- [What the exercise asks]: Would you return all of this data exactly, leaving nothing out?

- [Data extracted from a collection]:
+--
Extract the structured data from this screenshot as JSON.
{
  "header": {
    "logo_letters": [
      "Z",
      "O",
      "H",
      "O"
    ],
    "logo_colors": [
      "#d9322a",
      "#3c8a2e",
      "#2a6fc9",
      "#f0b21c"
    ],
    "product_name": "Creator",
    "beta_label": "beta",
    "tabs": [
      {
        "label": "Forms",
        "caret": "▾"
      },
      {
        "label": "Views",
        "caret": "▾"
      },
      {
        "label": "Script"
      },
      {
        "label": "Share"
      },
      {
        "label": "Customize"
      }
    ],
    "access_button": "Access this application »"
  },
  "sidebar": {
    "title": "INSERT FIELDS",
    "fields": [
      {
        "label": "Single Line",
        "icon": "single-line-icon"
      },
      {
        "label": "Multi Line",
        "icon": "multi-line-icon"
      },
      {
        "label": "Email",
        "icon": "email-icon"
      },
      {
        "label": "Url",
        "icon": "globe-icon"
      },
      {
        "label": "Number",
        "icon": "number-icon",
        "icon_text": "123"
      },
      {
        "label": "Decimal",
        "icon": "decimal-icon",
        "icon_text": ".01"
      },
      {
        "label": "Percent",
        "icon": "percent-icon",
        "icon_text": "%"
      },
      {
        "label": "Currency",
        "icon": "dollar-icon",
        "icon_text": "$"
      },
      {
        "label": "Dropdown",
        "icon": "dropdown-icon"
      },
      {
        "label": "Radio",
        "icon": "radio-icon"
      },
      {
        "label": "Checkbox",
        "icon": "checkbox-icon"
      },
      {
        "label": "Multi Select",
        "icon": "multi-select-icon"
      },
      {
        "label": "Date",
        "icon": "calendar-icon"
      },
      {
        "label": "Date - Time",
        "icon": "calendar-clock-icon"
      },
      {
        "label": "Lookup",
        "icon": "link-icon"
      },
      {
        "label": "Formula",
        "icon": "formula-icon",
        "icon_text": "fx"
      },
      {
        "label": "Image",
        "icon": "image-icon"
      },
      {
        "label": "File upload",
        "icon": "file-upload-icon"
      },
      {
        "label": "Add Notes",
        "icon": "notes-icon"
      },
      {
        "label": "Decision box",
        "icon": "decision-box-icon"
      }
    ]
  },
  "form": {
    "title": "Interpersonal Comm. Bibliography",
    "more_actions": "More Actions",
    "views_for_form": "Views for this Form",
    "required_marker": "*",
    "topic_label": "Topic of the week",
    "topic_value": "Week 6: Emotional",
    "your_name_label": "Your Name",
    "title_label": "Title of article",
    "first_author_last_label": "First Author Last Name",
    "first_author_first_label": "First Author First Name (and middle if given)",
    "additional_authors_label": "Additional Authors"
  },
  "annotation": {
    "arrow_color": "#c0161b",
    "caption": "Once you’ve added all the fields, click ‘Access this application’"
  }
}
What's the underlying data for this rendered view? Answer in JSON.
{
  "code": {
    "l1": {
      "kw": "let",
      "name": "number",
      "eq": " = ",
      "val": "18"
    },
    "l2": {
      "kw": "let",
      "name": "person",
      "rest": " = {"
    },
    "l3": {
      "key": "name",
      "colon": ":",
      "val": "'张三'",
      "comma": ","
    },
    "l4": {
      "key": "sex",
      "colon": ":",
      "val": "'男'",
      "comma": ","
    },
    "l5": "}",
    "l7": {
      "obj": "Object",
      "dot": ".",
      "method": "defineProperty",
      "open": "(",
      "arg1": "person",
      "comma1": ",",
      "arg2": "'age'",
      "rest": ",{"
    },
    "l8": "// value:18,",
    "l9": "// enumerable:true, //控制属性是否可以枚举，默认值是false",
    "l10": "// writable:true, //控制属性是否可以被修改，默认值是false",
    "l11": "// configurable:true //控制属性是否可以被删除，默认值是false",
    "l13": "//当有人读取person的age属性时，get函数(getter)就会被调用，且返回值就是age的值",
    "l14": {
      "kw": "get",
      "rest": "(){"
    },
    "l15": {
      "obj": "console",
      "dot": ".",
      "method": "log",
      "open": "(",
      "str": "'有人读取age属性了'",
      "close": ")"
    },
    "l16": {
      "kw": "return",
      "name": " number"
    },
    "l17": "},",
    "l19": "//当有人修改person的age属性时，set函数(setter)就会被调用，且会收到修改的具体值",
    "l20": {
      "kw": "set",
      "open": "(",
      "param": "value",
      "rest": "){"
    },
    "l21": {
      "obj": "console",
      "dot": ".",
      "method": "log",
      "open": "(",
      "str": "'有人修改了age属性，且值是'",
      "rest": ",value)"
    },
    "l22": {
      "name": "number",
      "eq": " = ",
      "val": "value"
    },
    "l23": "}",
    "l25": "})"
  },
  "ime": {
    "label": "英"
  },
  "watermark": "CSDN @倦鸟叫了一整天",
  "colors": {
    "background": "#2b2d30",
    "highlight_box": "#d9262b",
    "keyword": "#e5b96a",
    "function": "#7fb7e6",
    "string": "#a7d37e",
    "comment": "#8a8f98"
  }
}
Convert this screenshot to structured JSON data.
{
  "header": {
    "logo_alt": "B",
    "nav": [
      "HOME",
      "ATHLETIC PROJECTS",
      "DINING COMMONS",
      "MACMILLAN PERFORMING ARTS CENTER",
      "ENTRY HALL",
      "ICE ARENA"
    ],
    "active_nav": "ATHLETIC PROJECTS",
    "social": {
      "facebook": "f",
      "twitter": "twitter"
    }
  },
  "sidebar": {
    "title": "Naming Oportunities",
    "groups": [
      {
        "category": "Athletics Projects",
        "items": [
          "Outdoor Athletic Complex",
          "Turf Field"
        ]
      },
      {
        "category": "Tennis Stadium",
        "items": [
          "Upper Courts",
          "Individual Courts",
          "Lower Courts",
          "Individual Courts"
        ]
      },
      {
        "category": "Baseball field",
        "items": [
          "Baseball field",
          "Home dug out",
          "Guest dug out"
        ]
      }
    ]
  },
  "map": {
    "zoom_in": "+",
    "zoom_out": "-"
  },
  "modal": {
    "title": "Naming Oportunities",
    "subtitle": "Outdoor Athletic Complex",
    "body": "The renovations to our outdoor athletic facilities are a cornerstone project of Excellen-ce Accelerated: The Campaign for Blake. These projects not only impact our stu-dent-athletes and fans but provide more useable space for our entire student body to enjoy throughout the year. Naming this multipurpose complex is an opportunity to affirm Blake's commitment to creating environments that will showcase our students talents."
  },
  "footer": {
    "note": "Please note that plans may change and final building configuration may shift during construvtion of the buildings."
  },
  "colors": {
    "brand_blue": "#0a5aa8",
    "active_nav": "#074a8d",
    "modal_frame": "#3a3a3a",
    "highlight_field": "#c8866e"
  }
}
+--
- [Reply]:
Extract the structured data from this screenshot as JSON.
{
  "header": {
    "logo_letters": [
      "Z",
      "O",
      "H",
      "O"
    ],
    "logo_colors": [
      "#d9322a",
      "#3c8a2e",
      "#2a6fc9",
      "#f0b21c"
    ],
    "product_name": "Creator",
    "beta_label": "beta",
    "tabs": [
      {
        "label": "Forms",
        "caret": "▾"
      },
      {
        "label": "Views",
        "caret": "▾"
      },
      {
        "label": "Script"
      },
      {
        "label": "Share"
      },
      {
        "label": "Customize"
      }
    ],
    "access_button": "Access this application »"
  },
  "sidebar": {
    "title": "INSERT FIELDS",
    "fields": [
      {
        "label": "Single Line",
        "icon": "single-line-icon"
      },
      {
        "label": "Multi Line",
        "icon": "multi-line-icon"
      },
      {
        "label": "Email",
        "icon": "email-icon"
      },
      {
        "label": "Url",
        "icon": "globe-icon"
      },
      {
        "label": "Number",
        "icon": "number-icon",
        "icon_text": "123"
      },
      {
        "label": "Decimal",
        "icon": "decimal-icon",
        "icon_text": ".01"
      },
      {
        "label": "Percent",
        "icon": "percent-icon",
        "icon_text": "%"
      },
      {
        "label": "Currency",
        "icon": "dollar-icon",
        "icon_text": "$"
      },
      {
        "label": "Dropdown",
        "icon": "dropdown-icon"
      },
      {
        "label": "Radio",
        "icon": "radio-icon"
      },
      {
        "label": "Checkbox",
        "icon": "checkbox-icon"
      },
      {
        "label": "Multi Select",
        "icon": "multi-select-icon"
      },
      {
        "label": "Date",
        "icon": "calendar-icon"
      },
      {
        "label": "Date - Time",
        "icon": "calendar-clock-icon"
      },
      {
        "label": "Lookup",
        "icon": "link-icon"
      },
      {
        "label": "Formula",
        "icon": "formula-icon",
        "icon_text": "fx"
      },
      {
        "label": "Image",
        "icon": "image-icon"
      },
      {
        "label": "File upload",
        "icon": "file-upload-icon"
      },
      {
        "label": "Add Notes",
        "icon": "notes-icon"
      },
      {
        "label": "Decision box",
        "icon": "decision-box-icon"
      }
    ]
  },
  "form": {
    "title": "Interpersonal Comm. Bibliography",
    "more_actions": "More Actions",
    "views_for_form": "Views for this Form",
    "required_marker": "*",
    "topic_label": "Topic of the week",
    "topic_value": "Week 6: Emotional",
    "your_name_label": "Your Name",
    "title_label": "Title of article",
    "first_author_last_label": "First Author Last Name",
    "first_author_first_label": "First Author First Name (and middle if given)",
    "additional_authors_label": "Additional Authors"
  },
  "annotation": {
    "arrow_color": "#c0161b",
    "caption": "Once you’ve added all the fields, click ‘Access this application’"
  }
}
What's the underlying data for this rendered view? Answer in JSON.
{
  "code": {
    "l1": {
      "kw": "let",
      "name": "number",
      "eq": " = ",
      "val": "18"
    },
    "l2": {
      "kw": "let",
      "name": "person",
      "rest": " = {"
    },
    "l3": {
      "key": "name",
      "colon": ":",
      "val": "'张三'",
      "comma": ","
    },
    "l4": {
      "key": "sex",
      "colon": ":",
      "val": "'男'",
      "comma": ","
    },
    "l5": "}",
    "l7": {
      "obj": "Object",
      "dot": ".",
      "method": "defineProperty",
      "open": "(",
      "arg1": "person",
      "comma1": ",",
      "arg2": "'age'",
      "rest": ",{"
    },
    "l8": "// value:18,",
    "l9": "// enumerable:true, //控制属性是否可以枚举，默认值是false",
    "l10": "// writable:true, //控制属性是否可以被修改，默认值是false",
    "l11": "// configurable:true //控制属性是否可以被删除，默认值是false",
    "l13": "//当有人读取person的age属性时，get函数(getter)就会被调用，且返回值就是age的值",
    "l14": {
      "kw": "get",
      "rest": "(){"
    },
    "l15": {
      "obj": "console",
      "dot": ".",
      "method": "log",
      "open": "(",
      "str": "'有人读取age属性了'",
      "close": ")"
    },
    "l16": {
      "kw": "return",
      "name": " number"
    },
    "l17": "},",
    "l19": "//当有人修改person的age属性时，set函数(setter)就会被调用，且会收到修改的具体值",
    "l20": {
      "kw": "set",
      "open": "(",
      "param": "value",
      "rest": "){"
    },
    "l21": {
      "obj": "console",
      "dot": ".",
      "method": "log",
      "open": "(",
      "str": "'有人修改了age属性，且值是'",
      "rest": ",value)"
    },
    "l22": {
      "name": "number",
      "eq": " = ",
      "val": "value"
    },
    "l23": "}",
    "l25": "})"
  },
  "ime": {
    "label": "英"
  },
  "watermark": "CSDN @倦鸟叫了一整天",
  "colors": {
    "background": "#2b2d30",
    "highlight_box": "#d9262b",
    "keyword": "#e5b96a",
    "function": "#7fb7e6",
    "string": "#a7d37e",
    "comment": "#8a8f98"
  }
}
Convert this screenshot to structured JSON data.
{
  "header": {
    "logo_alt": "B",
    "nav": [
      "HOME",
      "ATHLETIC PROJECTS",
      "DINING COMMONS",
      "MACMILLAN PERFORMING ARTS CENTER",
      "ENTRY HALL",
      "ICE ARENA"
    ],
    "active_nav": "ATHLETIC PROJECTS",
    "social": {
      "facebook": "f",
      "twitter": "twitter"
    }
  },
  "sidebar": {
    "title": "Naming Oportunities",
    "groups": [
      {
        "category": "Athletics Projects",
        "items": [
          "Outdoor Athletic Complex",
          "Turf Field"
        ]
      },
      {
        "category": "Tennis Stadium",
        "items": [
          "Upper Courts",
          "Individual Courts",
          "Lower Courts",
          "Individual Courts"
        ]
      },
      {
        "category": "Baseball field",
        "items": [
          "Baseball field",
          "Home dug out",
          "Guest dug out"
        ]
      }
    ]
  },
  "map": {
    "zoom_in": "+",
    "zoom_out": "-"
  },
  "modal": {
    "title": "Naming Oportunities",
    "subtitle": "Outdoor Athletic Complex",
    "body": "The renovations to our outdoor athletic facilities are a cornerstone project of Excellen-ce Accelerated: The Campaign for Blake. These projects not only impact our stu-dent-athletes and fans but provide more useable space for our entire student body to enjoy throughout the year. Naming this multipurpose complex is an opportunity to affirm Blake's commitment to creating environments that will showcase our students talents."
  },
  "footer": {
    "note": "Please note that plans may change and final building configuration may shift during construvtion of the buildings."
  },
  "colors": {
    "brand_blue": "#0a5aa8",
    "active_nav": "#074a8d",
    "modal_frame": "#3a3a3a",
    "highlight_field": "#c8866e"
  }
}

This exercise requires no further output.